Scientists have reproduced Monet's ''Impression Sunrise'' using a new method of nano-printing. At 300 micrometers in size, about the width of two strands of hair, the mini masterpiece is the smallest work of art in the world. Ben Gruber reports.

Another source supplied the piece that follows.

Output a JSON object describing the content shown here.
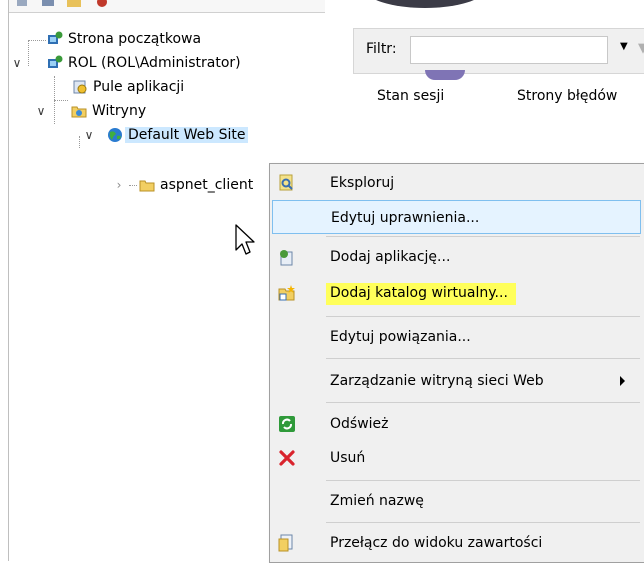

STORY: This is the latest reproduction of Claude Monet's masterpiece "Impression Sunrise" ….to appreciate it....you need an extremely powerful microscope. The tiny work of art can fit on the end of a pin, making it the smallest painting on the planet. Researcher Joel Yang and his team at the Singapore University of Technology printed patterns of silicone nanostructures that vary in size. Yang says that when light hits these structures, which are topped with metal, the electrons on the surface oscillate to produce and reflect different colours. (SOUNDBITE) (English) ENGINEERING PRODUCT DEVELOPMENT ASSISTANT PROFESSOR AT SINGAPORE UNIVERSITY OF TECHNOLOGY AND DESIGN, JOEL YANG SAYING: "So metal nanostructures would scatter light of different wavelengths depending on the size. So by controlling the size and patterning structures of different sizes, we are able to use that to achieve a whole range of colours and that can be done without the use of dyes. Instead, we use metals, such as aluminium, silver and gold. What's new about the work that we are presenting here is that, we switched from the use of silver and gold, which are a lot more expensive, to the use of aluminium, which is a thousand times cheaper and more abundant." And the use of aluminium, says Yang, is the real masterpiece in this research. He says the tiny structures could be used to store data in a much smaller space and at a fraction of the cost of current data storage technology. Yang says their successful reproduction of the complex colour schemes in Monet's art prove the technology works. (SOUNDBITE) (English) ENGINEERING PRODUCT DEVELOPMENT ASSISTANT PROFESSOR AT SINGAPORE UNIVERSITY OF TECHNOLOGY AND DESIGN, JOEL YANG SAYING: "It turns out to be a very good test image, to show that we have control of the kind of colours that we can achieve with this method. If we chose, instead, a cartoon image that has two colours that are vastly different, then that's not as challenging as recreating something such as the Monet, with all the subtle hues and slight differences in tones." The original painting is credited with giving rise to the name of the Impressionist Era. Yang and his team hope their tiny version has just as big an impact in the world of nanotechnology.